• _WORK TO COMPLETE_: Copy every entry word for word, but skip the pictures.

• _EXERCISE INPUT_:
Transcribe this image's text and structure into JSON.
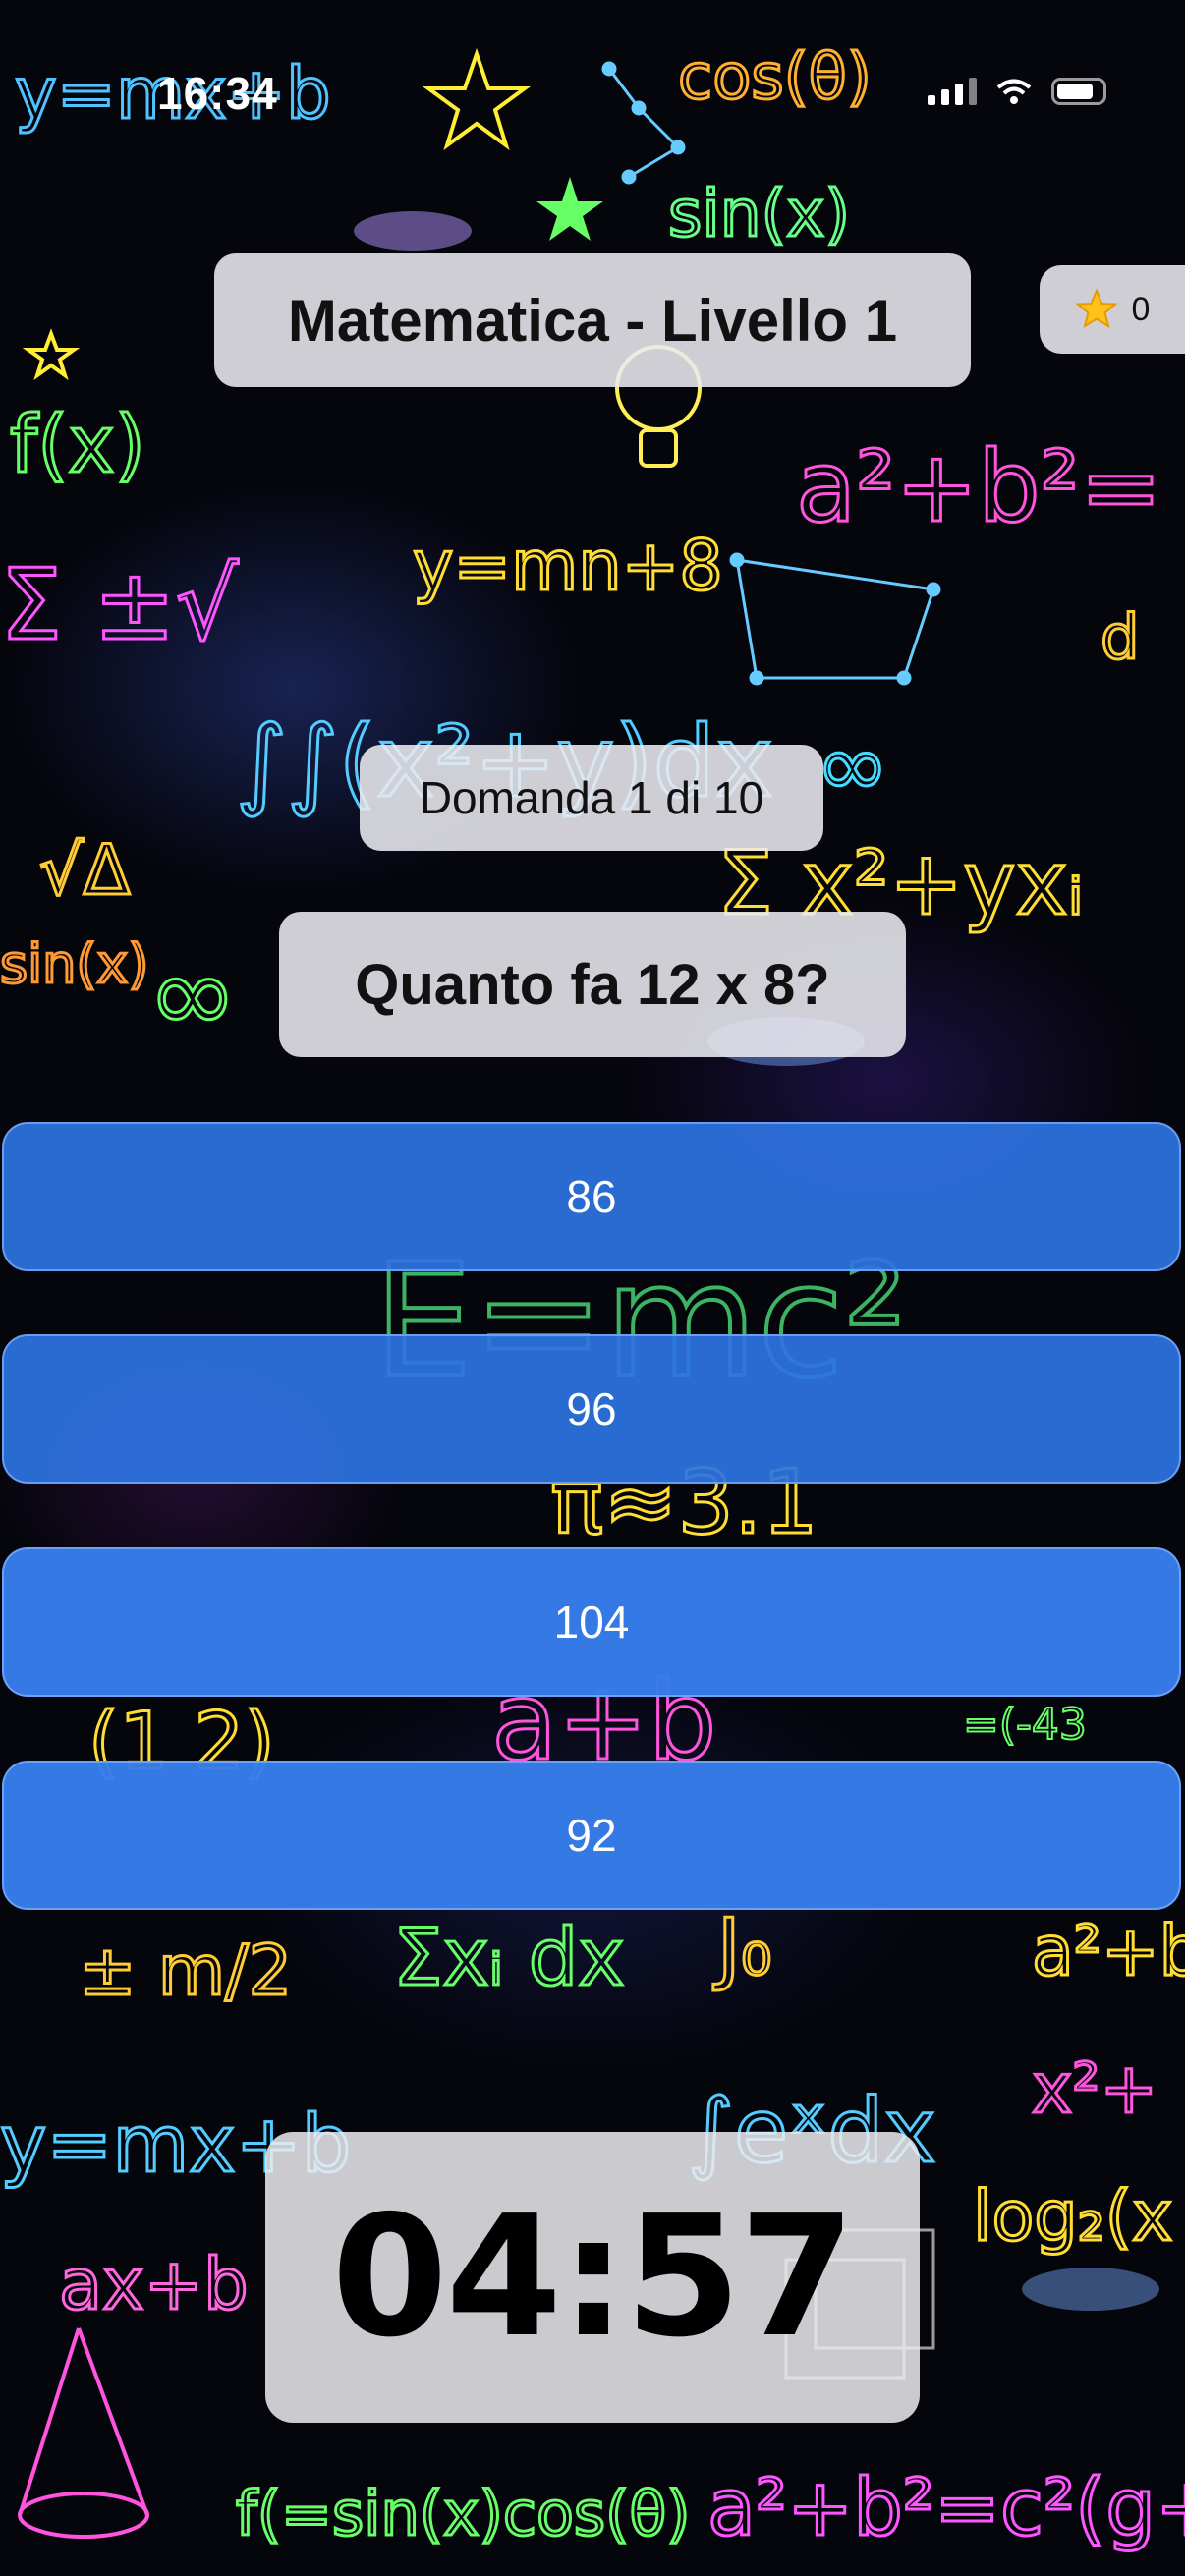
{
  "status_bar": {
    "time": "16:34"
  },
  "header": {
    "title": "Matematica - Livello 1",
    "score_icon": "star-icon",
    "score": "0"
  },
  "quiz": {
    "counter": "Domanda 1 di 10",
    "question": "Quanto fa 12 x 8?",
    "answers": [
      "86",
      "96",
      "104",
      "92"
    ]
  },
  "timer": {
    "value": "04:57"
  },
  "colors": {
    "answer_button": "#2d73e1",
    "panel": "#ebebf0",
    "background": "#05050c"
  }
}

• _EXERCISE RESULT_:
Transcribe this image's text and structure into JSON.
{
  "status_bar": {
    "time": "16:34"
  },
  "header": {
    "title": "Matematica - Livello 1",
    "score_icon": "star-icon",
    "score": "0"
  },
  "quiz": {
    "counter": "Domanda 1 di 10",
    "question": "Quanto fa 12 x 8?",
    "answers": [
      "86",
      "96",
      "104",
      "92"
    ]
  },
  "timer": {
    "value": "04:57"
  },
  "colors": {
    "answer_button": "#2d73e1",
    "panel": "#ebebf0",
    "background": "#05050c"
  }
}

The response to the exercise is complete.